▶ What to work on
Where the word "products" occurs in a line of the listing below, copy that line.

=== Dataset records ===

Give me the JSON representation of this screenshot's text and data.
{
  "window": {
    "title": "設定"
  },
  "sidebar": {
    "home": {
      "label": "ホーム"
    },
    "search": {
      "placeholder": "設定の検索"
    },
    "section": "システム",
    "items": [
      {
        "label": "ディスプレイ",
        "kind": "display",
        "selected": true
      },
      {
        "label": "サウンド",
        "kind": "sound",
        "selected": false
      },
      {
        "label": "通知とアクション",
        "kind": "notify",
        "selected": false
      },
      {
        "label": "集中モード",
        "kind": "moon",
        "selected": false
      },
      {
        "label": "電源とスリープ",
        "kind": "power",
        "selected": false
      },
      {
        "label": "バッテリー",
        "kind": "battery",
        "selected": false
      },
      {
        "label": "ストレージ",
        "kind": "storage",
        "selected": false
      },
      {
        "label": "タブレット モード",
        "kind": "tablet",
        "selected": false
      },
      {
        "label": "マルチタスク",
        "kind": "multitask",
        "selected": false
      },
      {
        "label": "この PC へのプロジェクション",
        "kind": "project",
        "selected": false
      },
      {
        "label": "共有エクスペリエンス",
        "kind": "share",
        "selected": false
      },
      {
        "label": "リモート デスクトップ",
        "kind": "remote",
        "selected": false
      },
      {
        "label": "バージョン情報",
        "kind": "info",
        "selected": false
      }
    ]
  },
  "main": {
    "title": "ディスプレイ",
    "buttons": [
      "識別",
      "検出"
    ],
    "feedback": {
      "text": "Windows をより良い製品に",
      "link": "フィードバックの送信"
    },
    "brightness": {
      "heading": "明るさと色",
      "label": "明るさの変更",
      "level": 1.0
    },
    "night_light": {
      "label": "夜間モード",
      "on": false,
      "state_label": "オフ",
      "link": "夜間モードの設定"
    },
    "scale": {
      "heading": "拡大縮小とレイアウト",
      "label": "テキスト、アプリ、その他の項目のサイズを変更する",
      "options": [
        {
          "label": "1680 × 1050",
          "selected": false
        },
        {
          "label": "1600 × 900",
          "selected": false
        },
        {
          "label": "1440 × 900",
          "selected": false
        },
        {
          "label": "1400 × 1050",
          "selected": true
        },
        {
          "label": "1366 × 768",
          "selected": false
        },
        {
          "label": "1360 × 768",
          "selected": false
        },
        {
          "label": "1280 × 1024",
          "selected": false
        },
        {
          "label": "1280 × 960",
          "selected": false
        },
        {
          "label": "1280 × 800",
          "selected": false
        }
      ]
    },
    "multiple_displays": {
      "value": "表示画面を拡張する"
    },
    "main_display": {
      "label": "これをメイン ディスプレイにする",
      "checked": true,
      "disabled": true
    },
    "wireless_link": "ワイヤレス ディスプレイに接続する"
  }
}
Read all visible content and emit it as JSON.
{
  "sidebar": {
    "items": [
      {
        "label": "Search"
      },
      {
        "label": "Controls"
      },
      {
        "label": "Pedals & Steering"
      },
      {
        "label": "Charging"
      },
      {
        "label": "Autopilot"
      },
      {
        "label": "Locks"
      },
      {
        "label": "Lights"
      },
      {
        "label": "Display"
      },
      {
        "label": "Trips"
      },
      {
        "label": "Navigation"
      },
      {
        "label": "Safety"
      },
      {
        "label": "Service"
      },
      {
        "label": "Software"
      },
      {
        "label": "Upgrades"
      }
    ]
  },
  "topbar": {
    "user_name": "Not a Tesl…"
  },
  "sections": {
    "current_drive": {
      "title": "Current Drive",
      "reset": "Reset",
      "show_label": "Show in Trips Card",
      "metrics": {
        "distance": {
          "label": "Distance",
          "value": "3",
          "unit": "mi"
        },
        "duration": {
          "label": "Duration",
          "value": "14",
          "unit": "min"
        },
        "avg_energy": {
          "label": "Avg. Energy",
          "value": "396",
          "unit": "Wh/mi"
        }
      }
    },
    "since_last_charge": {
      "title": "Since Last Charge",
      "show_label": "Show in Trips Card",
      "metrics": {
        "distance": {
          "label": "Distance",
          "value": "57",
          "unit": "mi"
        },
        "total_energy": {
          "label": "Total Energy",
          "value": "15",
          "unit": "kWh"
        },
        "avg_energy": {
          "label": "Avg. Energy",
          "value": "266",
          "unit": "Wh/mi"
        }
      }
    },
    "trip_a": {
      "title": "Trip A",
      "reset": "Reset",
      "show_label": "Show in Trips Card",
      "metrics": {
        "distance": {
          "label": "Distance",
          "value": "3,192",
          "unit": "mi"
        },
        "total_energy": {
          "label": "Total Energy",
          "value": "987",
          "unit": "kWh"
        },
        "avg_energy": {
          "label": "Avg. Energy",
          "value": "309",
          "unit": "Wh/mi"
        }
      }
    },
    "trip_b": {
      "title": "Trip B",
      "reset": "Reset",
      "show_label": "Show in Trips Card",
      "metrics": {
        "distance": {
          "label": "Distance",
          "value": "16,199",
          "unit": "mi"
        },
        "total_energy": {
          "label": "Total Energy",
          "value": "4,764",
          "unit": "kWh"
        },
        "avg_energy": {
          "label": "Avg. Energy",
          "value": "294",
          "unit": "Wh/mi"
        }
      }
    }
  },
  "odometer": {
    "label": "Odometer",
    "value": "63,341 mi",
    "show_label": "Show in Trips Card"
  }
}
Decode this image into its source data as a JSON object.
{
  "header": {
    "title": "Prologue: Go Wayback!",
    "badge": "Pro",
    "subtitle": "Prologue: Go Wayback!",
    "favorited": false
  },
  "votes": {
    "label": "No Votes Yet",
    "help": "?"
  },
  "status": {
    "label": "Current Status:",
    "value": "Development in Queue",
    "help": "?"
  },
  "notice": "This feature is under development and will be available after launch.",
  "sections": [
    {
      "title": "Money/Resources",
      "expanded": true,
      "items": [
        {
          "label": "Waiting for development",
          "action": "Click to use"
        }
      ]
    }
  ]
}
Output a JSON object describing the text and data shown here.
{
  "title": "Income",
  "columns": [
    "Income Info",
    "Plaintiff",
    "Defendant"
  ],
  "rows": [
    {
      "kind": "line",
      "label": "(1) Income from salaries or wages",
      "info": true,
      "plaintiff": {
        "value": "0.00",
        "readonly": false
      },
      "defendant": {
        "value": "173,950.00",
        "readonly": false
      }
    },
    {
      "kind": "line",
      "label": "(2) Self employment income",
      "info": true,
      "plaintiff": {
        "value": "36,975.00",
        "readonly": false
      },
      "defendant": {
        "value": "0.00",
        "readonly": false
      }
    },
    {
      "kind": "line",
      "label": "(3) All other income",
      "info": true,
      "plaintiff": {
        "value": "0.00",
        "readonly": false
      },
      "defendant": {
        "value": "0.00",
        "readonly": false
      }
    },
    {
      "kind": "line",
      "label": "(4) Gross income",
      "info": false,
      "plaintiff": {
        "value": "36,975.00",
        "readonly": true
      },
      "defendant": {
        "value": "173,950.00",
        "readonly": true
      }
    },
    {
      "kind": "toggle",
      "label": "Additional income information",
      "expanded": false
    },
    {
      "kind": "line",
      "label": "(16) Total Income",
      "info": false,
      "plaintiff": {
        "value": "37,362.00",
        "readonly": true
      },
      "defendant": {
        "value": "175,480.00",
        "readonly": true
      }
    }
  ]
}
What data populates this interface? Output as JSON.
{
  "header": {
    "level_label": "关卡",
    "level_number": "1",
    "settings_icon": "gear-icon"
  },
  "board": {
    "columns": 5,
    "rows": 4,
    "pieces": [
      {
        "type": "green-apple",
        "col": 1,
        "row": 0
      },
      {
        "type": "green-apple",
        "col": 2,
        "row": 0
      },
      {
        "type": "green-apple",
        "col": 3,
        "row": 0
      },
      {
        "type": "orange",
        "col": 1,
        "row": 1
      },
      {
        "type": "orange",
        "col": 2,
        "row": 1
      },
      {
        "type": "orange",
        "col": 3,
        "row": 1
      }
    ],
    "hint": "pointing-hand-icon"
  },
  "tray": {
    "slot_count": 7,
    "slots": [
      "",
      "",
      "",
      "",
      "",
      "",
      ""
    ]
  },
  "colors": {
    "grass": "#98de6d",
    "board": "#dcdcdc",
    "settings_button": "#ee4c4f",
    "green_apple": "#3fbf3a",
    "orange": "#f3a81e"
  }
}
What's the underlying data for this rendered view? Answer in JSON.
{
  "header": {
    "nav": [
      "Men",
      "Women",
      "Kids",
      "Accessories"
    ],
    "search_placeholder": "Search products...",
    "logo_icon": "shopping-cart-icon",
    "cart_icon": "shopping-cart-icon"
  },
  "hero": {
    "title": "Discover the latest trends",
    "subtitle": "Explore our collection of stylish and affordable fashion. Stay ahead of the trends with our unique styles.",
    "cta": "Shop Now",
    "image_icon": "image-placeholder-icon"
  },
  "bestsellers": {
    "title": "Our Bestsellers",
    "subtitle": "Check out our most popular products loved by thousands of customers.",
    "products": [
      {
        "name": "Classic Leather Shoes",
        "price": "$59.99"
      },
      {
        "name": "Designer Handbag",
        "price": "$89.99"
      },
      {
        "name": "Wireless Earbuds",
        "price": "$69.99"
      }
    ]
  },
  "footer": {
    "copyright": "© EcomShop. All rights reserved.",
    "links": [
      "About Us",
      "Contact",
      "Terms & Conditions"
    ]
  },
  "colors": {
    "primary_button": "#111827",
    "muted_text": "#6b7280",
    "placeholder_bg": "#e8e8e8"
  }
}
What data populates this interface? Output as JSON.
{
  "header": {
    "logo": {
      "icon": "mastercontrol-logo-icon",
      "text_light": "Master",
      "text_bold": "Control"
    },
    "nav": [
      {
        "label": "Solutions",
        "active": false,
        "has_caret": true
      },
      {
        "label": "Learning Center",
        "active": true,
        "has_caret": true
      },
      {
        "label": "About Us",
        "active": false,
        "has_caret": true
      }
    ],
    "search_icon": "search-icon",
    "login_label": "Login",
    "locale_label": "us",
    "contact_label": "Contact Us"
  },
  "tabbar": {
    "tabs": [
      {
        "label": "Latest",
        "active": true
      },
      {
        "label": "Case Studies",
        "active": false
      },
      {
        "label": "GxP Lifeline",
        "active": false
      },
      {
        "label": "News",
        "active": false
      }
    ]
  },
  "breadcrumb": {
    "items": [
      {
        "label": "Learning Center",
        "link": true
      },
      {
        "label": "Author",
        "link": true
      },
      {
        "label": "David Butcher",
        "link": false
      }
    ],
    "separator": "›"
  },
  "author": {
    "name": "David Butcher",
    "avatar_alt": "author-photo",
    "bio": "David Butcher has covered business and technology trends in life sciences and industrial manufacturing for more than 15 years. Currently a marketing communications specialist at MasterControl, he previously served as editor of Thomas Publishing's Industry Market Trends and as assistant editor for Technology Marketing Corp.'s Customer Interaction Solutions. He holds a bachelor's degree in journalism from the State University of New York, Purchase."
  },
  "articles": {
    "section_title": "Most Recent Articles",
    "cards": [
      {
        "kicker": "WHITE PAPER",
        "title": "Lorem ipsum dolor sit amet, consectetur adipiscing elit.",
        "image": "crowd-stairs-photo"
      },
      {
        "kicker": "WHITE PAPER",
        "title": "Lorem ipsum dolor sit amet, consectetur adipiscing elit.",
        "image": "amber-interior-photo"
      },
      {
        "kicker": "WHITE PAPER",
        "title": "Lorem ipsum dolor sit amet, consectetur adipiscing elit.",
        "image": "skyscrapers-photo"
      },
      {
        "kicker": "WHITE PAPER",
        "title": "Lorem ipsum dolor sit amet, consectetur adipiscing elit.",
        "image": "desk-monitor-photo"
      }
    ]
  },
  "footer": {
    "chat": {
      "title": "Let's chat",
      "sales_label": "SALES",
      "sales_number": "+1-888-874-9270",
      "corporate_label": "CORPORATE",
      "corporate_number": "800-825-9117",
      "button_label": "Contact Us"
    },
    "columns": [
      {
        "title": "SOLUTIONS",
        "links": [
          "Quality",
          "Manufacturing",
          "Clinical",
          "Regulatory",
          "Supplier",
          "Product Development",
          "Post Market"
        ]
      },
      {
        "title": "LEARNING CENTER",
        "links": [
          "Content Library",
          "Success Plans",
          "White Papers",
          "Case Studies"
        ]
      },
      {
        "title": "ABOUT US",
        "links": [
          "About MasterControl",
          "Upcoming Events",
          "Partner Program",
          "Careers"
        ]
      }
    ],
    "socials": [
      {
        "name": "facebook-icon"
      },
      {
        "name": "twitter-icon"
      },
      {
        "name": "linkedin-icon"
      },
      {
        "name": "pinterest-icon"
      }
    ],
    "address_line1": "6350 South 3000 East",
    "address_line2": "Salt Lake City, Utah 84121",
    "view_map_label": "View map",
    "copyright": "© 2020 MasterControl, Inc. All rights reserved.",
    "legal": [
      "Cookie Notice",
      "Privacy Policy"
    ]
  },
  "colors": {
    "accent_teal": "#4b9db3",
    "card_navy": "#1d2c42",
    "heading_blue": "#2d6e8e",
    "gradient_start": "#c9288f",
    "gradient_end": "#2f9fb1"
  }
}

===

▶ Response
    "search_placeholder": "Search products...",
    "subtitle": "Check out our most popular products loved by thousands of customers.",
    "products": [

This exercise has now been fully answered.